**WHAT TO PRODUCE:** For each line below that contains the word "zona", make a copy.

(Interface dataset entries)

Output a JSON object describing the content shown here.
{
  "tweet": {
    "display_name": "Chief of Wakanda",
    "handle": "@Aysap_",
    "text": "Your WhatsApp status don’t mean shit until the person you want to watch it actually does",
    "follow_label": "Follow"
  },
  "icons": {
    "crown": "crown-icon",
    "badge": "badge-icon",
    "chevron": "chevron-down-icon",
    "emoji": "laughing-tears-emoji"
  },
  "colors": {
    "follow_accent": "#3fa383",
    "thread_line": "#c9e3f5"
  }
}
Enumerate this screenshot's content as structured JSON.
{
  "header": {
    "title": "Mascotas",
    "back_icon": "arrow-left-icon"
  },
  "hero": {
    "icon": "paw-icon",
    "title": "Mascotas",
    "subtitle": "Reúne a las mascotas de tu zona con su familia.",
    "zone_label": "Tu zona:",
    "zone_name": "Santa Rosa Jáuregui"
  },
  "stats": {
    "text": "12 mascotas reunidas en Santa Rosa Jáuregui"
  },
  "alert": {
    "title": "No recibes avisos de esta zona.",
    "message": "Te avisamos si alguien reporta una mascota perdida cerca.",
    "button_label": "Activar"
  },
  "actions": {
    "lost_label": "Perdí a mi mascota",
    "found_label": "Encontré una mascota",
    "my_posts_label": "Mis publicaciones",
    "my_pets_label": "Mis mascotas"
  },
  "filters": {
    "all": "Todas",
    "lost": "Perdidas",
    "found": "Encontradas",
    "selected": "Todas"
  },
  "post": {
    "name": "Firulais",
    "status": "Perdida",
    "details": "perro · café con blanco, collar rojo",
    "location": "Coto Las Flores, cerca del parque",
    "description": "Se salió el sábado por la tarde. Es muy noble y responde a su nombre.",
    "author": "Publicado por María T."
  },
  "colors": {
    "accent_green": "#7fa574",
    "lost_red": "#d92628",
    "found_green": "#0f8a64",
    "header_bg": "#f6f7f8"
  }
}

**RESPONSE FOR THIS EXERCISE:**
    "subtitle": "Reúne a las mascotas de tu zona con su familia.",
    "zone_label": "Tu zona:",
    "title": "No recibes avisos de esta zona.",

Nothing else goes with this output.